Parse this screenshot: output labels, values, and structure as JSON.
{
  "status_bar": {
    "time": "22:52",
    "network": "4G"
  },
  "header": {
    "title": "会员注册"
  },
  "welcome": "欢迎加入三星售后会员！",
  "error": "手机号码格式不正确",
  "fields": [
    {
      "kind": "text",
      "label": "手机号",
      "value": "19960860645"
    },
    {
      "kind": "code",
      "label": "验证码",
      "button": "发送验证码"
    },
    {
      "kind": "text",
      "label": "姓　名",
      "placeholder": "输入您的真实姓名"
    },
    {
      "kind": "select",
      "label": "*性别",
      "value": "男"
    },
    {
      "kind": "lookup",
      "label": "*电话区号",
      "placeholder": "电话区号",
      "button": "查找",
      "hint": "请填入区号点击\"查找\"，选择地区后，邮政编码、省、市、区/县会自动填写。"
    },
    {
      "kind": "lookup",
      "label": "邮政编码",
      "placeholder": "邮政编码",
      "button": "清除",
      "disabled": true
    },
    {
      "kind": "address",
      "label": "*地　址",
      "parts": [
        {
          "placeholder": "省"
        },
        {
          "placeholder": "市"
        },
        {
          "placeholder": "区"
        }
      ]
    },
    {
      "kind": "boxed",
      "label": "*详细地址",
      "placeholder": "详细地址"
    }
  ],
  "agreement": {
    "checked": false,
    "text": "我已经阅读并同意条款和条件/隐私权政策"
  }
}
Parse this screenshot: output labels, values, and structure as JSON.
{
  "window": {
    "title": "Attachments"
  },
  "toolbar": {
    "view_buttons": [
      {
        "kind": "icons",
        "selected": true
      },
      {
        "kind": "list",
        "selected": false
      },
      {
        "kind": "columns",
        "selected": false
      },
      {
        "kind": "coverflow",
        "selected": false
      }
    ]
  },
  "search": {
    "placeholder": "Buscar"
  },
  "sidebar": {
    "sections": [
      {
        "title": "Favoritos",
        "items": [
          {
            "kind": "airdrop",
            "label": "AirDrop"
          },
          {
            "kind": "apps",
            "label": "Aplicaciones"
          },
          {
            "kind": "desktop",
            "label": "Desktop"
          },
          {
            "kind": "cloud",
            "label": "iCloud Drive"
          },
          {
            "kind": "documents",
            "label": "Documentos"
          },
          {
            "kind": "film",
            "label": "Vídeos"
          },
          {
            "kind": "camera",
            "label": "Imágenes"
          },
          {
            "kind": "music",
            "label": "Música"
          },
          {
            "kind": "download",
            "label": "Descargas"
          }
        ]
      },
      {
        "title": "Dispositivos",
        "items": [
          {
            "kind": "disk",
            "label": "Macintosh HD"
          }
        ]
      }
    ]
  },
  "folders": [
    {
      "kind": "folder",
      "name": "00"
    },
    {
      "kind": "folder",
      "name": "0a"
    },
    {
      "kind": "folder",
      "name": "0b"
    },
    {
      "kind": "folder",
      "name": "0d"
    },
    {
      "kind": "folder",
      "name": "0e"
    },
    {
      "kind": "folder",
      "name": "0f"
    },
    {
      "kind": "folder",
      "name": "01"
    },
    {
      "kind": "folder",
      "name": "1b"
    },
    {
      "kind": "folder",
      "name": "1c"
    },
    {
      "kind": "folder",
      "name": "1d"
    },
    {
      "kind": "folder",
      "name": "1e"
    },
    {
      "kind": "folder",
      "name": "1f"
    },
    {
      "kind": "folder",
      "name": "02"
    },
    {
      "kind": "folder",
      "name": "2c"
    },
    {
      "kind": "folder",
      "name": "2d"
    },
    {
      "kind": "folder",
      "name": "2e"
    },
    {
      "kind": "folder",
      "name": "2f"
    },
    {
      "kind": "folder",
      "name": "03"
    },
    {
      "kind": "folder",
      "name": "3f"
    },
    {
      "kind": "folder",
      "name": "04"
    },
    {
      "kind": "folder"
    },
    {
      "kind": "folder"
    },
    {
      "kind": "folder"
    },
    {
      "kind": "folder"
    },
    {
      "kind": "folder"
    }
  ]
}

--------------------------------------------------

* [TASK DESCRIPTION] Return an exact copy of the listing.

* [SOLUTION TO THIS TASK]
Parse this screenshot: output labels, values, and structure as JSON.
{
  "status_bar": {
    "time": "22:52",
    "network": "4G"
  },
  "header": {
    "title": "会员注册"
  },
  "welcome": "欢迎加入三星售后会员！",
  "error": "手机号码格式不正确",
  "fields": [
    {
      "kind": "text",
      "label": "手机号",
      "value": "19960860645"
    },
    {
      "kind": "code",
      "label": "验证码",
      "button": "发送验证码"
    },
    {
      "kind": "text",
      "label": "姓　名",
      "placeholder": "输入您的真实姓名"
    },
    {
      "kind": "select",
      "label": "*性别",
      "value": "男"
    },
    {
      "kind": "lookup",
      "label": "*电话区号",
      "placeholder": "电话区号",
      "button": "查找",
      "hint": "请填入区号点击\"查找\"，选择地区后，邮政编码、省、市、区/县会自动填写。"
    },
    {
      "kind": "lookup",
      "label": "邮政编码",
      "placeholder": "邮政编码",
      "button": "清除",
      "disabled": true
    },
    {
      "kind": "address",
      "label": "*地　址",
      "parts": [
        {
          "placeholder": "省"
        },
        {
          "placeholder": "市"
        },
        {
          "placeholder": "区"
        }
      ]
    },
    {
      "kind": "boxed",
      "label": "*详细地址",
      "placeholder": "详细地址"
    }
  ],
  "agreement": {
    "checked": false,
    "text": "我已经阅读并同意条款和条件/隐私权政策"
  }
}
Parse this screenshot: output labels, values, and structure as JSON.
{
  "window": {
    "title": "Attachments"
  },
  "toolbar": {
    "view_buttons": [
      {
        "kind": "icons",
        "selected": true
      },
      {
        "kind": "list",
        "selected": false
      },
      {
        "kind": "columns",
        "selected": false
      },
      {
        "kind": "coverflow",
        "selected": false
      }
    ]
  },
  "search": {
    "placeholder": "Buscar"
  },
  "sidebar": {
    "sections": [
      {
        "title": "Favoritos",
        "items": [
          {
            "kind": "airdrop",
            "label": "AirDrop"
          },
          {
            "kind": "apps",
            "label": "Aplicaciones"
          },
          {
            "kind": "desktop",
            "label": "Desktop"
          },
          {
            "kind": "cloud",
            "label": "iCloud Drive"
          },
          {
            "kind": "documents",
            "label": "Documentos"
          },
          {
            "kind": "film",
            "label": "Vídeos"
          },
          {
            "kind": "camera",
            "label": "Imágenes"
          },
          {
            "kind": "music",
            "label": "Música"
          },
          {
            "kind": "download",
            "label": "Descargas"
          }
        ]
      },
      {
        "title": "Dispositivos",
        "items": [
          {
            "kind": "disk",
            "label": "Macintosh HD"
          }
        ]
      }
    ]
  },
  "folders": [
    {
      "kind": "folder",
      "name": "00"
    },
    {
      "kind": "folder",
      "name": "0a"
    },
    {
      "kind": "folder",
      "name": "0b"
    },
    {
      "kind": "folder",
      "name": "0d"
    },
    {
      "kind": "folder",
      "name": "0e"
    },
    {
      "kind": "folder",
      "name": "0f"
    },
    {
      "kind": "folder",
      "name": "01"
    },
    {
      "kind": "folder",
      "name": "1b"
    },
    {
      "kind": "folder",
      "name": "1c"
    },
    {
      "kind": "folder",
      "name": "1d"
    },
    {
      "kind": "folder",
      "name": "1e"
    },
    {
      "kind": "folder",
      "name": "1f"
    },
    {
      "kind": "folder",
      "name": "02"
    },
    {
      "kind": "folder",
      "name": "2c"
    },
    {
      "kind": "folder",
      "name": "2d"
    },
    {
      "kind": "folder",
      "name": "2e"
    },
    {
      "kind": "folder",
      "name": "2f"
    },
    {
      "kind": "folder",
      "name": "03"
    },
    {
      "kind": "folder",
      "name": "3f"
    },
    {
      "kind": "folder",
      "name": "04"
    },
    {
      "kind": "folder"
    },
    {
      "kind": "folder"
    },
    {
      "kind": "folder"
    },
    {
      "kind": "folder"
    },
    {
      "kind": "folder"
    }
  ]
}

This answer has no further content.